The SpinDoctor has its own distinct preamp sound, and no doubt the onboard speaker sim has been designed with that in mind. With the frequency control set roughly in the middle of its range, the preamp sounds crisp and balanced, and while higher settings can sound a bit 'nasal', they would work well enough for adding mid-range focus to lead guitar tones.
Plugging the SpinDoctor into a guitar amp alters its function somewhat. Your bottom line default clean setting is now most likely to be 'off' (assuming you like the basic sound of your amp) so you effectively gain an extra intermediate overdrive level. As mentioned before, the SpinDoctor's combined tube drive and out level controls provide a wide output range, so once again it takes a little bit of experimentation to get the right balance between the channels.
Plugged in and live
Plugging into our test amp, a Cornford Harlequin, the SpinDoctor's powerful EQ section is great for instantly accessing a much wider range of tones than you'd expect from the minimalist Harlequin.
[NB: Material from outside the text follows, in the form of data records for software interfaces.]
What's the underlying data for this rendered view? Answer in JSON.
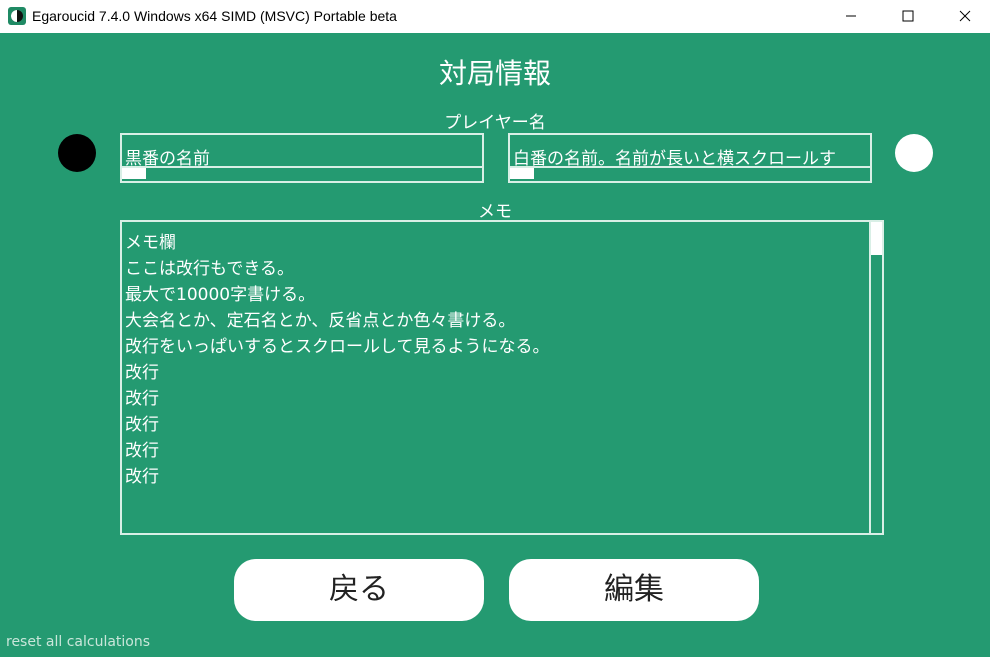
{
  "window": {
    "title": "Egaroucid 7.4.0 Windows x64 SIMD (MSVC) Portable beta"
  },
  "page": {
    "title": "対局情報",
    "player_label": "プレイヤー名",
    "memo_label": "メモ"
  },
  "players": {
    "black_name": "黒番の名前",
    "white_name": "白番の名前。名前が長いと横スクロールす"
  },
  "memo": {
    "lines": [
      "メモ欄",
      "ここは改行もできる。",
      "最大で10000字書ける。",
      "大会名とか、定石名とか、反省点とか色々書ける。",
      "改行をいっぱいするとスクロールして見るようになる。",
      "改行",
      "改行",
      "改行",
      "改行",
      "改行"
    ]
  },
  "buttons": {
    "back": "戻る",
    "edit": "編集"
  },
  "footer": {
    "reset": "reset all calculations"
  },
  "colors": {
    "background": "#249a71",
    "text": "#ffffff"
  }
}
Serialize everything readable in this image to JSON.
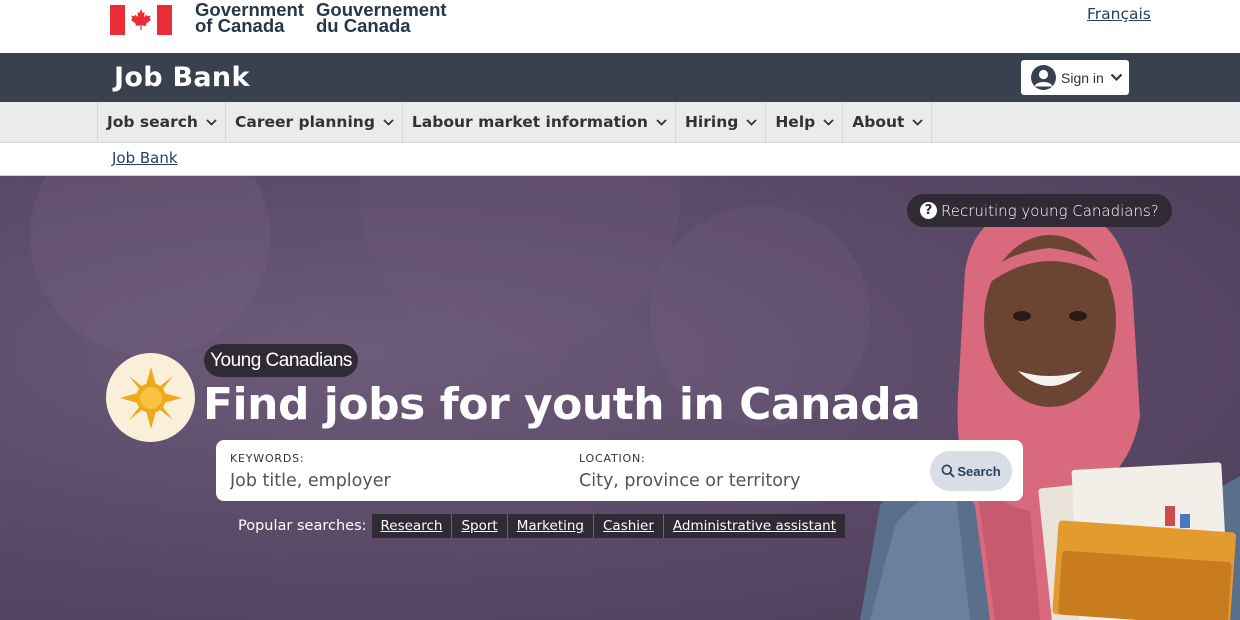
{
  "gov_header": {
    "wordmark_en_line1": "Government",
    "wordmark_en_line2": "of Canada",
    "wordmark_fr_line1": "Gouvernement",
    "wordmark_fr_line2": "du Canada",
    "language_link": "Français",
    "flag_color": "#eb2d37"
  },
  "app_banner": {
    "title": "Job Bank",
    "sign_in_label": "Sign in",
    "background": "#38414d"
  },
  "nav": {
    "items": [
      {
        "label": "Job search",
        "icon": "chevron-down-icon"
      },
      {
        "label": "Career planning",
        "icon": "chevron-down-icon"
      },
      {
        "label": "Labour market information",
        "icon": "chevron-down-icon"
      },
      {
        "label": "Hiring",
        "icon": "chevron-down-icon"
      },
      {
        "label": "Help",
        "icon": "chevron-down-icon"
      },
      {
        "label": "About",
        "icon": "chevron-down-icon"
      }
    ]
  },
  "breadcrumb": {
    "items": [
      "Job Bank"
    ]
  },
  "hero": {
    "recruit_link": "Recruiting young Canadians?",
    "badge_icon": "sun-icon",
    "tag": "Young Canadians",
    "title": "Find jobs for youth in Canada",
    "search": {
      "keywords_label": "Keywords:",
      "keywords_placeholder": "Job title, employer",
      "location_label": "Location:",
      "location_placeholder": "City, province or territory",
      "button_label": "Search"
    },
    "popular_label": "Popular searches:",
    "popular_searches": [
      "Research",
      "Sport",
      "Marketing",
      "Cashier",
      "Administrative assistant"
    ]
  }
}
The SpinDoctor excels in a live situation, where the vast sound palette of some of the larger modelling/FX units would be overkill. Most people don't really need a virtual truckload of amps on stage; tonal variations on a good basic amp sound are generally far more useful (and kinder to the soundman). We quickly knocked together a trial set of sounds using two channels for crunchy/meaty overdrive and two for specific EQ treatments: a Strat shimmer and a mid-range-enhanced solo tone.
Speaking of live performance, we do have one criticism: there's a noticeable delay when switching channels. This happens on plenty of other devices, but on such an expensive and otherwise excellent preamp, it really is a great shame.
Whether you use it for direct recording, direct-to-PA live performance or as an eloquent overdrive pedal, the SpinDoctor is a lovely product. Its tones ooze quality and the control layout is comfortable and intuitive to use. This sort of quality doesn't come cheap, though, and the price will probably be beyond the budget of most amateur players.
Still, it's a very versatile pedal, and could easily satisfy the complete tonal requirements of many players, in which case the price seems less terrifying. T-Rex has come up with a great way of combining overdrive and preamp functions, and fans of boutique valve tones should start planning a demo very soon.